Book Review: Asset Allocation and Private Markets

Asset Allocation and Private Markets: A Guide to Investing with Private Equity, Private Debt and Private Real Assets. 2021. Cyril Demaria, Maurice Pedergnana, Remy He, Roger Rissi and Sarah Debrand. John Wiley & Sons.

Investment in the private market (PM), according to the authors of Asset allocation and private markets, brings some notable challenges. For example, performance analysis is problematic, due to stale prices arising from relatively illiquid trading.

The task is further complicated by the difficulty of calculating correlations between private and public asset returns. Fund managers can game internal rate of return (IRR) calculations by timing company sales or piling up debt to companies in order to pay large dividends. Moreover, volatility is a poor indicator of risk in PMs. Rebalancing is more difficult to implement than in public markets. Secondary markets for private assets are not reliable places to dispose of holdings; in 2008-2009, discounts to net asset value soared to 50% for leveraged buyout funds and more than 70% for venture capital funds. The rates are higher than those of public investments. Factor analysis is not applicable due to the low commercial activity.

Subscribe button

Many endowments and foundations seeking to participate in private markets are disadvantaged by their lack of scale and limited expertise. Investors considering PM participation shouldn’t even think about market timing. Additional obstacles include informational asymmetries; less stringent disclosure requirements than in public markets, with audit not mandatory in some cases; and limited regulatory oversight.

The authors note some countervailing benefits of PM investment. They present data showing that private equity has historically outperformed public equity, on average, and argue that the advantage is not disappearing, despite increased capital flows into the asset class and reduced inefficiencies of the market In addition, private markets offer pure plays in certain industries to which investors can only gain public market exposure through large conglomerates. In addition, private markets allow for wider geographic diversification than their public counterparts.

As its title suggests, this book deals extensively with the critically important issue of asset allocation, viewed in the full context of the public and private market. Drawing on a combination of academic and professional experience, the authors establish a process for determining an investor’s risk horizon and appetite. Below are instructions for structuring multiple potential investment programs and characterizing each by its expected return and likelihood of achievement. The authors provide a particularly useful analysis of the challenges of benchmarking PM performance. This includes a detailed discussion of the relative merits of three metrics: IRR, multiple of invested capital, and public market equivalent. They also provide a practical approach to diversification within a PM category.
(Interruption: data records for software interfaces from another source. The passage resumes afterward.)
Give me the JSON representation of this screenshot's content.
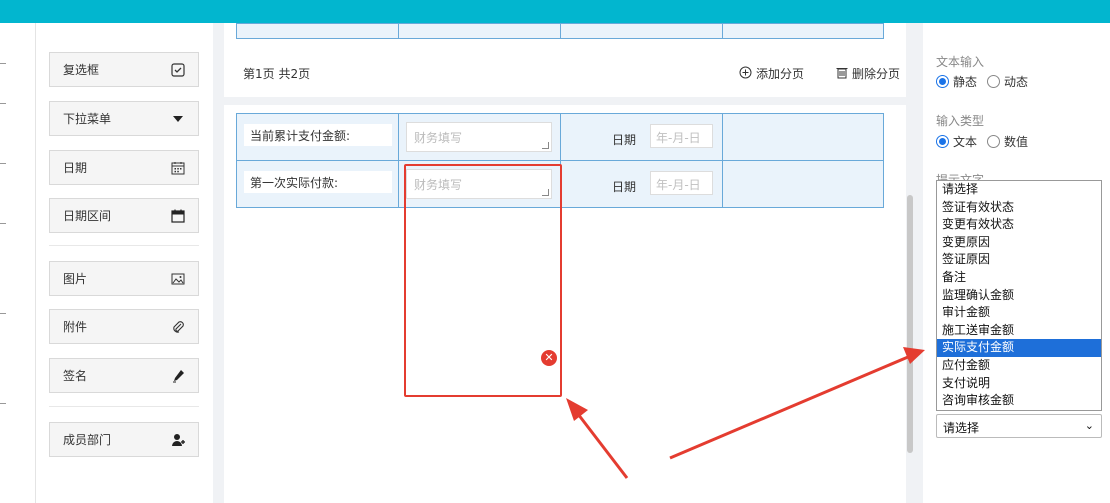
{
  "palette": {
    "items": [
      {
        "label": "复选框",
        "icon": "checkbox-icon"
      },
      {
        "label": "下拉菜单",
        "icon": "caret-down-icon"
      },
      {
        "label": "日期",
        "icon": "calendar-icon"
      },
      {
        "label": "日期区间",
        "icon": "calendar-range-icon"
      },
      {
        "label": "图片",
        "icon": "image-icon"
      },
      {
        "label": "附件",
        "icon": "paperclip-icon"
      },
      {
        "label": "签名",
        "icon": "pen-icon"
      },
      {
        "label": "成员部门",
        "icon": "add-user-icon"
      }
    ]
  },
  "pager": {
    "text": "第1页 共2页",
    "add": "添加分页",
    "delete": "删除分页"
  },
  "table": {
    "rows": [
      {
        "label": "当前累计支付金额:",
        "placeholder": "财务填写",
        "date_label": "日期",
        "date_placeholder": "年-月-日"
      },
      {
        "label": "第一次实际付款:",
        "placeholder": "财务填写",
        "date_label": "日期",
        "date_placeholder": "年-月-日"
      }
    ]
  },
  "right_panel": {
    "text_input_label": "文本输入",
    "text_input_options": [
      "静态",
      "动态"
    ],
    "input_type_label": "输入类型",
    "input_type_options": [
      "文本",
      "数值"
    ],
    "hint_label": "提示文字",
    "dropdown_options": [
      "请选择",
      "签证有效状态",
      "变更有效状态",
      "变更原因",
      "签证原因",
      "备注",
      "监理确认金额",
      "审计金额",
      "施工送审金额",
      "实际支付金额",
      "应付金额",
      "支付说明",
      "咨询审核金额"
    ],
    "dropdown_selected_index": 9,
    "select_value": "请选择"
  },
  "colors": {
    "topbar": "#02b6cf",
    "cell_border": "#69a9d9",
    "highlight": "#e43c30",
    "select_blue": "#1e6fd9"
  },
  "_note": "Abridged: 4 of 6 table row entries not reproduced."
}
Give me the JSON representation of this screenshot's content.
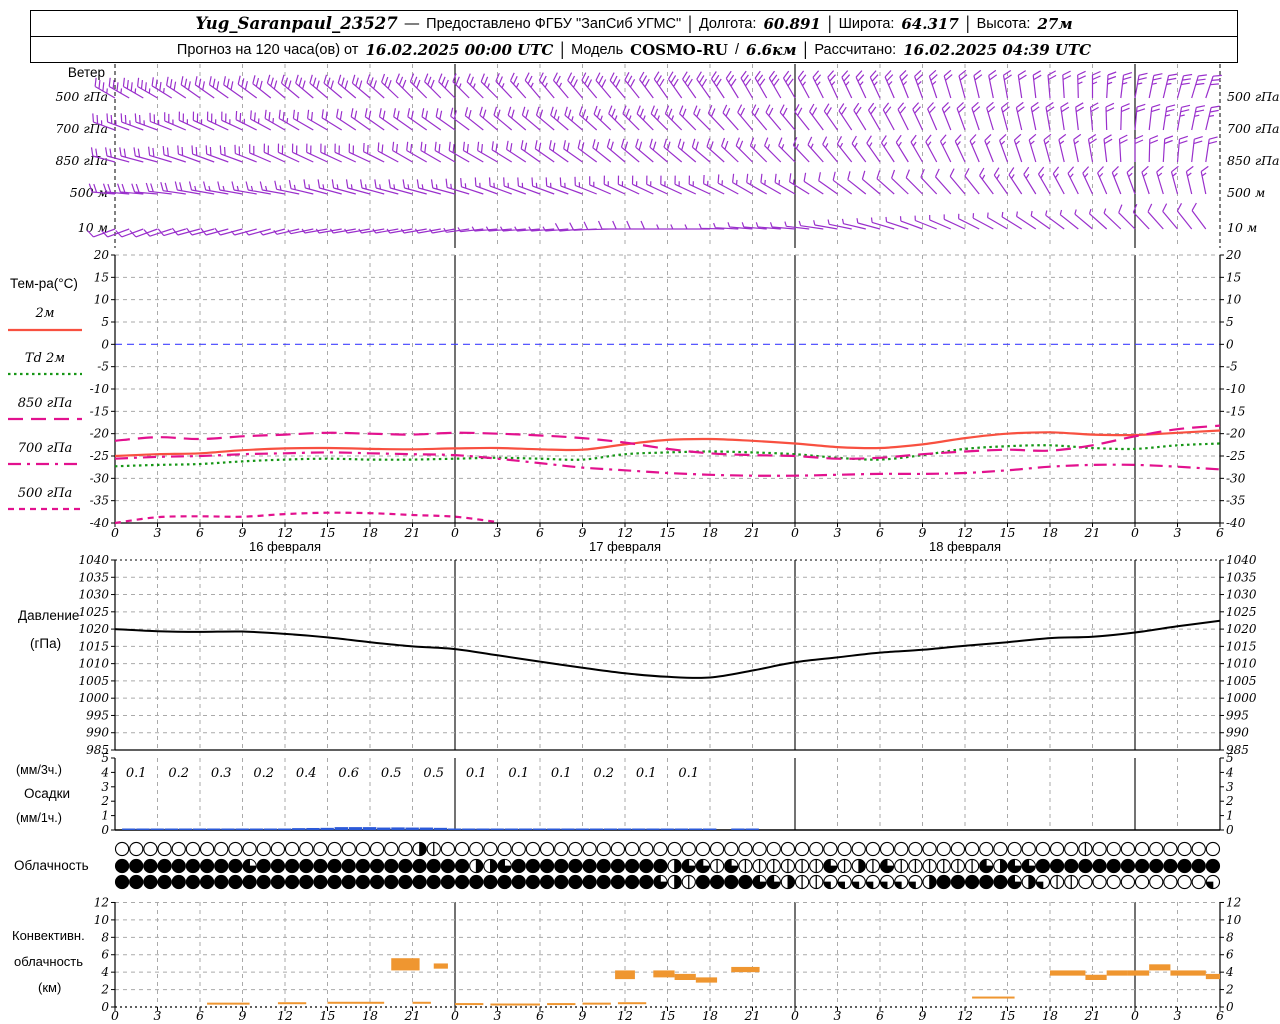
{
  "header": {
    "line1": [
      {
        "t": "Yug_Saranpaul_23527",
        "s": "station"
      },
      {
        "t": "—",
        "s": "plain"
      },
      {
        "t": "Предоставлено ФГБУ \"ЗапСиб УГМС\"",
        "s": "plain"
      },
      {
        "t": "|",
        "s": "sep"
      },
      {
        "t": "Долгота:",
        "s": "plain"
      },
      {
        "t": "60.891",
        "s": "num"
      },
      {
        "t": "|",
        "s": "sep"
      },
      {
        "t": "Широта:",
        "s": "plain"
      },
      {
        "t": "64.317",
        "s": "num"
      },
      {
        "t": "|",
        "s": "sep"
      },
      {
        "t": "Высота:",
        "s": "plain"
      },
      {
        "t": "27м",
        "s": "num"
      }
    ],
    "line2": [
      {
        "t": "Прогноз на 120 часа(ов) от",
        "s": "plain"
      },
      {
        "t": "16.02.2025 00:00 UTC",
        "s": "num"
      },
      {
        "t": "|",
        "s": "sep"
      },
      {
        "t": "Модель",
        "s": "plain"
      },
      {
        "t": "COSMO-RU",
        "s": "model"
      },
      {
        "t": "/",
        "s": "plain"
      },
      {
        "t": "6.6км",
        "s": "num"
      },
      {
        "t": "|",
        "s": "sep"
      },
      {
        "t": "Рассчитано:",
        "s": "plain"
      },
      {
        "t": "16.02.2025 04:39 UTC",
        "s": "num"
      }
    ]
  },
  "colors": {
    "wind": "#9a30cc",
    "t2m": "#f85040",
    "td2m": "#169616",
    "pink": "#e2118e",
    "pressure": "#000000",
    "precip_bar": "#2b59d8",
    "convective": "#ef9630",
    "grid": "#aaaaaa",
    "zero_line": "#4040ff",
    "axis": "#000000"
  },
  "time_axis": {
    "start_hour": 0,
    "end_hour": 78,
    "tick_step": 3,
    "day_boundaries": [
      24,
      48,
      72
    ],
    "date_labels": [
      {
        "text": "16 февраля",
        "hour": 12
      },
      {
        "text": "17 февраля",
        "hour": 36
      },
      {
        "text": "18 февраля",
        "hour": 60
      }
    ]
  },
  "wind": {
    "title": "Ветер",
    "levels": [
      {
        "label": "500 гПа",
        "dirs": [
          300,
          300,
          305,
          305,
          310,
          310,
          310,
          315,
          315,
          315,
          320,
          320,
          320,
          325,
          325,
          330,
          330,
          335,
          335,
          340,
          345,
          350,
          355,
          360,
          370,
          375,
          380
        ],
        "spds": [
          18,
          18,
          17,
          17,
          16,
          16,
          15,
          15,
          15,
          14,
          14,
          15,
          15,
          16,
          16,
          15,
          15,
          14,
          13,
          13,
          12,
          12,
          12,
          13,
          14,
          15,
          15
        ]
      },
      {
        "label": "700 гПа",
        "dirs": [
          290,
          290,
          295,
          295,
          300,
          300,
          305,
          305,
          305,
          310,
          310,
          310,
          315,
          315,
          315,
          320,
          320,
          325,
          330,
          335,
          340,
          345,
          350,
          355,
          365,
          370,
          375
        ],
        "spds": [
          14,
          14,
          13,
          13,
          13,
          12,
          12,
          12,
          12,
          12,
          12,
          13,
          13,
          13,
          12,
          12,
          11,
          11,
          10,
          10,
          10,
          10,
          11,
          12,
          12,
          13,
          13
        ]
      },
      {
        "label": "850 гПа",
        "dirs": [
          285,
          285,
          290,
          290,
          295,
          295,
          295,
          300,
          300,
          300,
          305,
          305,
          310,
          310,
          310,
          315,
          315,
          320,
          325,
          330,
          335,
          340,
          345,
          350,
          360,
          365,
          370
        ],
        "spds": [
          12,
          12,
          11,
          11,
          11,
          10,
          10,
          10,
          10,
          10,
          10,
          11,
          11,
          11,
          10,
          10,
          9,
          9,
          9,
          8,
          8,
          9,
          9,
          10,
          10,
          11,
          11
        ]
      },
      {
        "label": "500 м",
        "dirs": [
          275,
          275,
          280,
          280,
          280,
          285,
          285,
          285,
          285,
          290,
          290,
          290,
          295,
          295,
          295,
          300,
          300,
          305,
          310,
          315,
          320,
          325,
          330,
          335,
          340,
          345,
          350
        ],
        "spds": [
          10,
          10,
          10,
          9,
          9,
          9,
          9,
          8,
          8,
          8,
          8,
          9,
          9,
          9,
          8,
          8,
          8,
          7,
          7,
          7,
          7,
          8,
          8,
          8,
          9,
          9,
          9
        ]
      },
      {
        "label": "10 м",
        "dirs": [
          250,
          250,
          255,
          255,
          255,
          260,
          260,
          260,
          260,
          265,
          265,
          265,
          270,
          270,
          270,
          275,
          275,
          280,
          285,
          290,
          295,
          300,
          305,
          310,
          315,
          320,
          325
        ],
        "spds": [
          5,
          5,
          5,
          5,
          4,
          4,
          4,
          4,
          4,
          4,
          4,
          5,
          5,
          5,
          4,
          4,
          4,
          3,
          3,
          3,
          3,
          4,
          4,
          4,
          5,
          5,
          5
        ]
      }
    ]
  },
  "chart_data": [
    {
      "type": "line",
      "name": "temperature",
      "title": "Тем-ра(°C)",
      "ylim": [
        -40,
        20
      ],
      "ytick": 5,
      "x_step_hours": 3,
      "series": [
        {
          "name": "2м",
          "color_key": "t2m",
          "style": "solid",
          "values": [
            -25.0,
            -24.6,
            -24.4,
            -23.7,
            -23.3,
            -23.2,
            -23.4,
            -23.5,
            -23.3,
            -23.2,
            -23.5,
            -23.6,
            -22.4,
            -21.4,
            -21.2,
            -21.6,
            -22.2,
            -23.0,
            -23.2,
            -22.4,
            -21.0,
            -20.0,
            -19.7,
            -20.2,
            -20.3,
            -19.8,
            -19.3
          ]
        },
        {
          "name": "Td 2м",
          "color_key": "td2m",
          "style": "dotted",
          "values": [
            -27.3,
            -27.0,
            -26.8,
            -26.2,
            -25.8,
            -25.6,
            -25.8,
            -25.8,
            -25.6,
            -25.4,
            -25.6,
            -25.8,
            -24.6,
            -24.2,
            -24.0,
            -24.2,
            -24.6,
            -25.4,
            -25.8,
            -24.8,
            -23.4,
            -22.8,
            -22.6,
            -23.2,
            -23.4,
            -22.6,
            -22.2
          ]
        },
        {
          "name": "850 гПа",
          "color_key": "pink",
          "style": "longdash",
          "values": [
            -21.6,
            -20.8,
            -21.2,
            -20.6,
            -20.2,
            -19.8,
            -20.0,
            -20.2,
            -19.8,
            -20.0,
            -20.4,
            -21.0,
            -22.0,
            -23.4,
            -24.4,
            -24.8,
            -25.0,
            -25.6,
            -25.4,
            -24.6,
            -24.0,
            -23.6,
            -23.8,
            -22.6,
            -20.6,
            -19.0,
            -18.2
          ]
        },
        {
          "name": "700 гПа",
          "color_key": "pink",
          "style": "dashdot",
          "values": [
            -25.6,
            -25.2,
            -25.0,
            -24.6,
            -24.4,
            -24.2,
            -24.4,
            -24.6,
            -24.8,
            -25.6,
            -26.6,
            -27.6,
            -28.2,
            -28.8,
            -29.2,
            -29.4,
            -29.4,
            -29.2,
            -29.0,
            -29.0,
            -28.8,
            -28.2,
            -27.4,
            -27.0,
            -27.0,
            -27.4,
            -28.0
          ]
        },
        {
          "name": "500 гПа",
          "color_key": "pink",
          "style": "shortdash",
          "values": [
            -40.0,
            -38.7,
            -38.5,
            -38.6,
            -38.0,
            -37.7,
            -37.8,
            -38.2,
            -38.6,
            -39.8,
            null,
            null,
            null,
            null,
            null,
            null,
            null,
            null,
            null,
            null,
            null,
            null,
            null,
            null,
            null,
            null,
            null
          ]
        }
      ],
      "zero_line": 0
    },
    {
      "type": "line",
      "name": "pressure",
      "ylabel_1": "Давление",
      "ylabel_2": "(гПа)",
      "ylim": [
        985,
        1040
      ],
      "ytick": 5,
      "x_step_hours": 3,
      "values": [
        1020.0,
        1019.4,
        1019.2,
        1019.3,
        1018.6,
        1017.6,
        1016.2,
        1015.0,
        1014.2,
        1012.4,
        1010.6,
        1008.8,
        1007.2,
        1006.2,
        1006.0,
        1008.0,
        1010.4,
        1011.8,
        1013.2,
        1014.0,
        1015.2,
        1016.2,
        1017.4,
        1017.8,
        1019.0,
        1020.8,
        1022.4
      ]
    },
    {
      "type": "bar",
      "name": "precipitation",
      "label_top": "(мм/3ч.)",
      "label_mid": "Осадки",
      "label_bot": "(мм/1ч.)",
      "ylim": [
        0,
        5
      ],
      "ytick": 1,
      "amounts_3h": [
        "0.1",
        "0.2",
        "0.3",
        "0.2",
        "0.4",
        "0.6",
        "0.5",
        "0.5",
        "0.1",
        "0.1",
        "0.1",
        "0.2",
        "0.1",
        "0.1"
      ],
      "hourly": [
        0,
        0.04,
        0.04,
        0.05,
        0.07,
        0.07,
        0.08,
        0.1,
        0.1,
        0.1,
        0.07,
        0.07,
        0.08,
        0.13,
        0.14,
        0.15,
        0.2,
        0.2,
        0.2,
        0.17,
        0.18,
        0.17,
        0.17,
        0.15,
        0.05,
        0.04,
        0.04,
        0.04,
        0.04,
        0.04,
        0.04,
        0.04,
        0.04,
        0.06,
        0.07,
        0.06,
        0.04,
        0.04,
        0.04,
        0.04,
        0.04,
        0.03,
        0.03,
        0,
        0.05,
        0.05,
        0,
        0,
        0,
        0,
        0,
        0,
        0,
        0,
        0,
        0,
        0,
        0,
        0,
        0,
        0,
        0,
        0,
        0,
        0,
        0,
        0,
        0,
        0,
        0,
        0,
        0,
        0,
        0,
        0,
        0,
        0,
        0,
        0
      ]
    },
    {
      "type": "blocks",
      "name": "convective-cloudiness",
      "label_1": "Конвективн.",
      "label_2": "облачность",
      "label_3": "(км)",
      "ylim": [
        0,
        12
      ],
      "ytick": 2,
      "blocks": [
        {
          "h0": 6.5,
          "h1": 9.5,
          "b": 0.3,
          "t": 0.5
        },
        {
          "h0": 11.5,
          "h1": 13.5,
          "b": 0.35,
          "t": 0.55
        },
        {
          "h0": 15,
          "h1": 19,
          "b": 0.4,
          "t": 0.6
        },
        {
          "h0": 19.5,
          "h1": 21.5,
          "b": 4.2,
          "t": 5.6
        },
        {
          "h0": 21,
          "h1": 22.3,
          "b": 0.4,
          "t": 0.6
        },
        {
          "h0": 22.5,
          "h1": 23.5,
          "b": 4.4,
          "t": 5.0
        },
        {
          "h0": 24,
          "h1": 26,
          "b": 0.25,
          "t": 0.45
        },
        {
          "h0": 26.5,
          "h1": 30,
          "b": 0.2,
          "t": 0.4
        },
        {
          "h0": 30.5,
          "h1": 32.5,
          "b": 0.25,
          "t": 0.45
        },
        {
          "h0": 33,
          "h1": 35,
          "b": 0.3,
          "t": 0.5
        },
        {
          "h0": 35.5,
          "h1": 37.5,
          "b": 0.35,
          "t": 0.55
        },
        {
          "h0": 35.3,
          "h1": 36.7,
          "b": 3.2,
          "t": 4.2
        },
        {
          "h0": 38,
          "h1": 39.5,
          "b": 3.4,
          "t": 4.2
        },
        {
          "h0": 39.5,
          "h1": 41,
          "b": 3.1,
          "t": 3.8
        },
        {
          "h0": 41,
          "h1": 42.5,
          "b": 2.8,
          "t": 3.4
        },
        {
          "h0": 43.5,
          "h1": 45.5,
          "b": 4.0,
          "t": 4.6
        },
        {
          "h0": 60.5,
          "h1": 63.5,
          "b": 1.0,
          "t": 1.2
        },
        {
          "h0": 66,
          "h1": 68.5,
          "b": 3.6,
          "t": 4.2
        },
        {
          "h0": 68.5,
          "h1": 70,
          "b": 3.1,
          "t": 3.7
        },
        {
          "h0": 70,
          "h1": 71.5,
          "b": 3.6,
          "t": 4.2
        },
        {
          "h0": 71.5,
          "h1": 73,
          "b": 3.6,
          "t": 4.2
        },
        {
          "h0": 73,
          "h1": 74.5,
          "b": 4.2,
          "t": 4.9
        },
        {
          "h0": 74.5,
          "h1": 77,
          "b": 3.6,
          "t": 4.2
        },
        {
          "h0": 77,
          "h1": 78,
          "b": 3.2,
          "t": 3.8
        }
      ]
    }
  ],
  "cloudiness": {
    "label": "Облачность",
    "okta_codes": "0=clear,1=1okta,2=quarter,4=half,6=threequarter,8=overcast",
    "rows": [
      "000000000000000000000410000000000000000000000000000000000000000000001000000000",
      "888888888688888888888888844688888888888466161111116141611111164668888888888888",
      "888888888888888888888888888888888888886418888664112222222488888642110000000002"
    ]
  }
}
It is unthinkable that an institution that is considering taking the step to invest in the private market knows about Asset allocation and private markets and not study its contents diligently.

Journal of financial analysts Current number mosaic

Even investors who trade exclusively in the public markets can benefit from the book’s thoughtful and sometimes unconventional reflections on a variety of topics. For example, the authors argue against the frequent claim that investors can do just as well by buying public securities on margin as they can by investing in leveraged buyout funds. They clear up the idea that the endowment model popularized by the late David Swensen is broken. Sustainability indices, they maintain, have a lower performance than conventional indices, with more risk. The authors even take issue with the concept of market capitalization, arguing that the value of a company is no equivalent to shares outstanding by price per share. Readers may not come away convinced in every case, but their thinking will have been sharpened on a number of essential investment topics.

If you liked this post, don’t forget to subscribe to Entrepreneurial investor.

All posts are the opinion of the author. Therefore, they should not be construed as investment advice, nor do the views expressed necessarily reflect the views of the CFA Institute or the author’s employer.

Image credit: ©Getty Images / Witthaya Prasongsin

Professional training for CFA Institute members

CFA Institute members are empowered to self-determine and self-report professional learning (PL) credits earned, including content on Entrepreneurial investor. Members can easily register credits using their online PL tracker.

Martin Fridson, CFA

Martin Fridson, CFA, is, according to the News from New York, “one of Wall Street’s most thoughtful and perceptive analysts.” The Financial Management Association International named him Financial Executive of the Year in 2002. In 2000, Fridson became the youngest person ever inducted into the Society of Fixed Income Analysts Hall of Fame. He has been a visiting professor at Babson, Columbia, Dartmouth, Duke, Fordham, Georgetown, Harvard, MIT, New York University, Notre Dame, Rutgers, and Wharton graduate business schools, as well as the Amsterdam Institute of Finance . Fridson’s writings have been widely praised for their humor, rigor, and utility. He has a degree in history from Harvard College and an MBA from Harvard Business School.

Source link

Leave a Reply

Your email address will not be published. Required fields are marked *